Is VPN legal in Pakistan? The Pakistani government is well known for impairing citizens’ digital life by shutting down several websites and apps. So you probably want to use a VPN when you’re there.
The first major ban in this country was in 2012 when it blocked access to YouTube and Facebook. Although the government lifted this restriction days after, it was a warning for websites to be careful.
This is what you need to know:
The Pakistani authorities do not tolerate blasphemous, violent, sexual, or immoral content. Hence, they would ban any media platform that does not adhere accordingly.
However, the question still remains if VPN is legal in Pakistan. Let’s find out!
Is VPN legal in Pakistan?
VPN usage isn’t completely illegal, but it’s restricted. You should know that the government can block VPNs and did it before.

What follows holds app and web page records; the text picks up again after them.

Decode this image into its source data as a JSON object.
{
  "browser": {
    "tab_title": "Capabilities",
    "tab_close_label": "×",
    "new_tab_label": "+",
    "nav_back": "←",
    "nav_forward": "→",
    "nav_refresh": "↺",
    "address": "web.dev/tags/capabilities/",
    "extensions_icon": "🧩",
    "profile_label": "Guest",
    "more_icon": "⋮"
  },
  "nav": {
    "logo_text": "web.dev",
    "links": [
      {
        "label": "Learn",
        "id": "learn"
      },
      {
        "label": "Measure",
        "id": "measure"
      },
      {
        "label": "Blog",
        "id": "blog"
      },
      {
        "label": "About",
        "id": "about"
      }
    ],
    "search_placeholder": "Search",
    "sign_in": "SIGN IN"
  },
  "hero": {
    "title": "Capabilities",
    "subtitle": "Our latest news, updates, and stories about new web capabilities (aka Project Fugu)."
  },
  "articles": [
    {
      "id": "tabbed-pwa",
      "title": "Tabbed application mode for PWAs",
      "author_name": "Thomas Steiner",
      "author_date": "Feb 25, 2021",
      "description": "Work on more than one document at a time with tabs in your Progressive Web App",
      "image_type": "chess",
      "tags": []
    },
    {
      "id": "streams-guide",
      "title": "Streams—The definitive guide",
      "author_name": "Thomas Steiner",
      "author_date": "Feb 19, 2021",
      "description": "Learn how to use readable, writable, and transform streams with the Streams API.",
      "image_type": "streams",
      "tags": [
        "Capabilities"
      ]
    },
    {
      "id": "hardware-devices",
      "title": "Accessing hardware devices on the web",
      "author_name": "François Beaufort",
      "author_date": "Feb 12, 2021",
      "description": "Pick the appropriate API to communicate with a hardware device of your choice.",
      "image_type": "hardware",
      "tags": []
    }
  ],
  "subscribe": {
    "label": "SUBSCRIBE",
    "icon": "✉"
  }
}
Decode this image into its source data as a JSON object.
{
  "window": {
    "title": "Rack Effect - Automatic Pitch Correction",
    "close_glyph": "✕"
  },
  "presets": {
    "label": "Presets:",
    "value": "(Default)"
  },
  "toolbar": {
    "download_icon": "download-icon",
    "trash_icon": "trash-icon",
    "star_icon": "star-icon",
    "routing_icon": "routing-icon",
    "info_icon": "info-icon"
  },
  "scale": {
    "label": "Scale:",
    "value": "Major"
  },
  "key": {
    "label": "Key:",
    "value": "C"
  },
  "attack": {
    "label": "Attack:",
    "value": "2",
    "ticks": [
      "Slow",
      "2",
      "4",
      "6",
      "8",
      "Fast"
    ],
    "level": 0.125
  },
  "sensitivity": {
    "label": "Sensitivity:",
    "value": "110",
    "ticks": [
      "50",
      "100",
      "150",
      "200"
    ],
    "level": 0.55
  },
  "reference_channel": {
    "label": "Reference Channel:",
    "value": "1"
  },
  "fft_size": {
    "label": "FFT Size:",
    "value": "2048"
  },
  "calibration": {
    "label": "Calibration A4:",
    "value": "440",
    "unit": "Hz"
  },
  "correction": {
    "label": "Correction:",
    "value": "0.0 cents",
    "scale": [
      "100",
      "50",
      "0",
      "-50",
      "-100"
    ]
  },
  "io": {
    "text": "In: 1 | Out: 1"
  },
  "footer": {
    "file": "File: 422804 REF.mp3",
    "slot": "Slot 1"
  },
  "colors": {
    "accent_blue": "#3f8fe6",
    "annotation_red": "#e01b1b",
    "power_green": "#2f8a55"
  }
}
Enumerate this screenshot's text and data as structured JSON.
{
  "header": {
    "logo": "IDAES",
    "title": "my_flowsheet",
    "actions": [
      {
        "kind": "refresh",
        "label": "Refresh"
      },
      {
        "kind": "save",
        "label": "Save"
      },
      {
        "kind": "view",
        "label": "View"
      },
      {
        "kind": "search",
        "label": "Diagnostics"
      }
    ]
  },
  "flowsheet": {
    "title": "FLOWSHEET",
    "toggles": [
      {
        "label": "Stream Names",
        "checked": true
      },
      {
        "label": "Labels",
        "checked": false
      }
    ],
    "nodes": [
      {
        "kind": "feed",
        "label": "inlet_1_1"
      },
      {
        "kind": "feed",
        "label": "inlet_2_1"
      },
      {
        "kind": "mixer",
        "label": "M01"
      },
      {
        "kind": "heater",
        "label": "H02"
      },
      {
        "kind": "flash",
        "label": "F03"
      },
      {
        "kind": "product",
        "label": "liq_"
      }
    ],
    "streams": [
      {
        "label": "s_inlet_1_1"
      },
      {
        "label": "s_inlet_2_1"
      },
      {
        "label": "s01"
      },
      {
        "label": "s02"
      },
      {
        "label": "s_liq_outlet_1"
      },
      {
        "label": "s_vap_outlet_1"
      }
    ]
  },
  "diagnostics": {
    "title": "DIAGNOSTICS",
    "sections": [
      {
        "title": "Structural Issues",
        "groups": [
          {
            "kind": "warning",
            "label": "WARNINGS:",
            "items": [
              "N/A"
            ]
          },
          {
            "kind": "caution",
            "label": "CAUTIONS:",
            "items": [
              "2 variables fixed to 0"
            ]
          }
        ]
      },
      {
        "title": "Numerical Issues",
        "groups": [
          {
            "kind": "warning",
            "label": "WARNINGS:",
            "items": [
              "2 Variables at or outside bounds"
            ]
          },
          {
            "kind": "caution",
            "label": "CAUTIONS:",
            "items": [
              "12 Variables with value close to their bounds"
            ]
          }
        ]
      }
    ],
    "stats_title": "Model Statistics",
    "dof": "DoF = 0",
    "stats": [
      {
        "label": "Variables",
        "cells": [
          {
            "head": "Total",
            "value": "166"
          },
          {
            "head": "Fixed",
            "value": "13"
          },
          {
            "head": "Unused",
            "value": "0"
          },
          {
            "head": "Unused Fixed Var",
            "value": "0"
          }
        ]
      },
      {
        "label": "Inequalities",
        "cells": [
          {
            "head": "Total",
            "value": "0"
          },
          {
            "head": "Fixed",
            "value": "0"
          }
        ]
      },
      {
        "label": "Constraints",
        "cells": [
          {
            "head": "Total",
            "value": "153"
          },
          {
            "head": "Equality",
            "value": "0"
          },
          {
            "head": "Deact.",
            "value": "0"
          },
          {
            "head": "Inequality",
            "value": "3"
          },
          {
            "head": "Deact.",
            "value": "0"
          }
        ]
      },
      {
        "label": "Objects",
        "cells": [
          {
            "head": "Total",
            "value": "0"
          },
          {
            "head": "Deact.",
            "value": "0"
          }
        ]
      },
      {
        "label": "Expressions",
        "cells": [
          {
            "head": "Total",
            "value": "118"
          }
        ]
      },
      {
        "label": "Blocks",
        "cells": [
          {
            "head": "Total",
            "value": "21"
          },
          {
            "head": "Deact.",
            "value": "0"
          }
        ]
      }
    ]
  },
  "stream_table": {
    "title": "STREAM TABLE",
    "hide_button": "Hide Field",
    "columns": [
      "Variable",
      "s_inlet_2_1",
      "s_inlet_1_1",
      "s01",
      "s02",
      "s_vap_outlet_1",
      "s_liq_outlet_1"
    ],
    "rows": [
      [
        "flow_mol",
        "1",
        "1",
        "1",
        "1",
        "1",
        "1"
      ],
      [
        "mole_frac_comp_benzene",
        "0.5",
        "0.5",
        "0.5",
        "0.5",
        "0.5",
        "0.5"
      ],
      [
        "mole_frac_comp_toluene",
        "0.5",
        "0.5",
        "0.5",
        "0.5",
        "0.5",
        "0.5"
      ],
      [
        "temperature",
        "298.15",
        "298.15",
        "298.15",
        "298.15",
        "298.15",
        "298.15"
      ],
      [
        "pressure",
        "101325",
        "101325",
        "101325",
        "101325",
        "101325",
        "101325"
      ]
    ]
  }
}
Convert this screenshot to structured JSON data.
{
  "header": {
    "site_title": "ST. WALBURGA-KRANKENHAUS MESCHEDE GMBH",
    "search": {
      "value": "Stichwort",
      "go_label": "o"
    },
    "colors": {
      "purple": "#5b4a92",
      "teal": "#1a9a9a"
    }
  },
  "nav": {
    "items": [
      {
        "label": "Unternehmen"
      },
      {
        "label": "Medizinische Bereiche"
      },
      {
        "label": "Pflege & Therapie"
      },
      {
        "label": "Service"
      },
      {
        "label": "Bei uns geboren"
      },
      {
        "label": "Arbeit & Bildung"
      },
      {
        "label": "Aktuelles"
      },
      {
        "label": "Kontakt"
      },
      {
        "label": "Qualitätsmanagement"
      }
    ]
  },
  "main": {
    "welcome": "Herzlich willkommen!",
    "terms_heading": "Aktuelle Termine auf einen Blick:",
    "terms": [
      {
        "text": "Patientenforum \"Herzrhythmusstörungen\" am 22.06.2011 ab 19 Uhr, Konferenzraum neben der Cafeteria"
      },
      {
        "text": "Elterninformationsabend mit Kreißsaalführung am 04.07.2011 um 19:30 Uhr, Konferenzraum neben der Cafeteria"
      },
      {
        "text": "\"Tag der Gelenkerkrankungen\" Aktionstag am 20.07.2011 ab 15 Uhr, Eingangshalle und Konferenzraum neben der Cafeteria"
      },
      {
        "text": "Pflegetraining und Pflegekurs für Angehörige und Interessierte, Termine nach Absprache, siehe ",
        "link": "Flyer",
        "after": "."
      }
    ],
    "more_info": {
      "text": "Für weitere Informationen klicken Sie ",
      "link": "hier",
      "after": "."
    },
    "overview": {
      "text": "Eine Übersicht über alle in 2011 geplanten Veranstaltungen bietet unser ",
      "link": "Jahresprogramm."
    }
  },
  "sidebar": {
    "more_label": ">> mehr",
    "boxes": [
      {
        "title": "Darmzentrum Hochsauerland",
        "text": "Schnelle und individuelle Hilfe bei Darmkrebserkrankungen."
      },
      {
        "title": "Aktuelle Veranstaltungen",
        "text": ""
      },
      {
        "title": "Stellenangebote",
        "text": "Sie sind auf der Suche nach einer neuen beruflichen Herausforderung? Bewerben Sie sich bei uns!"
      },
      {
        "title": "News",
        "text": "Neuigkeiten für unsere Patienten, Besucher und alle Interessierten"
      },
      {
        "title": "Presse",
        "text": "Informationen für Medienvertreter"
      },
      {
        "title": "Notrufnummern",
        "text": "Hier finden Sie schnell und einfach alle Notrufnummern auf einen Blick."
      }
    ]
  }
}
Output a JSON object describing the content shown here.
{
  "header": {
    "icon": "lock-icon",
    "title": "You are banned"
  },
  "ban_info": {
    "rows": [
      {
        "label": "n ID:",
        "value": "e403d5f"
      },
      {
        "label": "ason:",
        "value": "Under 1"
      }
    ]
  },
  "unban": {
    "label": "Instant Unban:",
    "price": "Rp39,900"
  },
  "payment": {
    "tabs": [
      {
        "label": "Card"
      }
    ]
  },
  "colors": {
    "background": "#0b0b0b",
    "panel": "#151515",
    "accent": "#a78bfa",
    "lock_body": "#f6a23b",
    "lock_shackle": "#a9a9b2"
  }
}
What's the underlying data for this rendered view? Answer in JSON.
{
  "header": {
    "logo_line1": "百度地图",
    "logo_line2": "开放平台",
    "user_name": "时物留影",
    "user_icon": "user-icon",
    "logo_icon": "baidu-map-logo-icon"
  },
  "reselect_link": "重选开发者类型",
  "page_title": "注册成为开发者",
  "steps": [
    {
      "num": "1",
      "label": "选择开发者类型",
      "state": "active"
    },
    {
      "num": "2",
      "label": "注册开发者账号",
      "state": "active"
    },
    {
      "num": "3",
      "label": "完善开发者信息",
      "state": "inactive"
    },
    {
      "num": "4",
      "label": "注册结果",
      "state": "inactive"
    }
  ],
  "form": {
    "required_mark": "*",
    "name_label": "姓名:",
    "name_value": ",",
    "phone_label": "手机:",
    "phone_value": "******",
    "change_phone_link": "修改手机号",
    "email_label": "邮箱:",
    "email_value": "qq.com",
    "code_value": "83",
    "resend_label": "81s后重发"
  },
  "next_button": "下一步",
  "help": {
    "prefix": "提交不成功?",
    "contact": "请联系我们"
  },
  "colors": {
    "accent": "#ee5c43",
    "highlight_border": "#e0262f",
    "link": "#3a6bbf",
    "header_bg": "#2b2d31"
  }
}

In the past, the Pakistani authorities had made several attempts to ban VPNs. Even the ISPs which were given the power to restrict VPNs couldn’t do so much.
Therefore, in 2020, the Pakistan Telecommunication Authority (PTA), issued a directive requiring all VPN providers to register with the government.
It also gave a warning that any citizen or ex-pat caught using an unregistered VPN would face a fine of up to Rs. 500,000.
This law brought about agitation with citizens complaining that the country’s administration was trying to invade their privacy.
However, the PTA maintained that the reason for this instruction was to monitor and stop illegal Voice over IP traffic.
Why is it a good idea to use a VPN in Pakistan?
Given the back and forth of internet restrictions in Pakistan, you’d be better off if you use VPN. Below are the benefits that come with it.
1. Bypass censorship
Over the years, Pakistan has circled around blocking and unblocking certain apps and websites. Most of the platforms hit with this experience are Facebook, TikTok, uTorrent, DeviantArt, and more.
In fact, the almighty knowledge resource – Wikipedia, was banned in February 2023 but given access a few days after.
However, the main target of the Pakistani government is VoIP and messaging apps.
Since there’s no certainty which app this country will block next, it is a good idea to use a VPN while in this region.
A VPN will encrypt your traffic and give you a new IP address that would make it seem as though you are in a different region. Hence, you’ll be able to freely go in and out of any restricted website or app.
2. Overcome ISP throttling
If you perform a data-consuming task like torrenting on normal internet traffic, internet service providers would throttle your bandwidth. They do this to manage network congestion and data usage.
In order to successfully complete your online activity without hitches, turning to a VPN would be a great choice.
That’s because with VPN the ISP won’t know what you do online, so it can’t throttle speed based on activity.
3. Protect online privacy
Pakistan monitors citizens’ activity online although it is pervasive to its users.
The 2014 Peshawar school attack by terrorists was cited as one of the reasons the government is keen on mounting surveillance on its people.
A Supreme Court hearing in Pakistan revealed that the ISI (Inter-Services Intelligence) tapped 6,523 phones in February and 6,819 in March 2015.
Furthermore, in 2016, Senator Saleem Mandviwalla of the Pakistan People’s Party, reported that the Federal government had authorized the tapping of his phone and interception of his personal data.
All the privacy concerns in this country make it important for you to subscribe to a VPN. We recommend that you opt for a premium VPN service if you truly want to conceal your digital footprint in Pakistan.
Are you asking why? Brace yourself for the revelation:
Free VPNs are susceptible to data leaks and there are likely to have less powerful encryption. All of these could leave you vulnerable to hacking and intrusive government observation.
Also, freemium VPNs may give out your information once the government requests it as Pakistan is not one of the best countries for VPN privacy.
On the other hand, the majority of the paid VPNs boast 256-bit military encryption, fast and stealth protocols, hundreds of servers worldwide and so much more.
Unlike other countries where using a VPN is frowned on, VPN is legal in Pakistan. However, the country has its fair share of privacy and data collection issues.
For example, in 2017, the Digital Rights Foundation published a report on the Pakistani government’s surveillance of seven female journalists.
With these few points, it’s good practice to use a VPN when in Pakistan to keep your personal information safe and your online connection secure.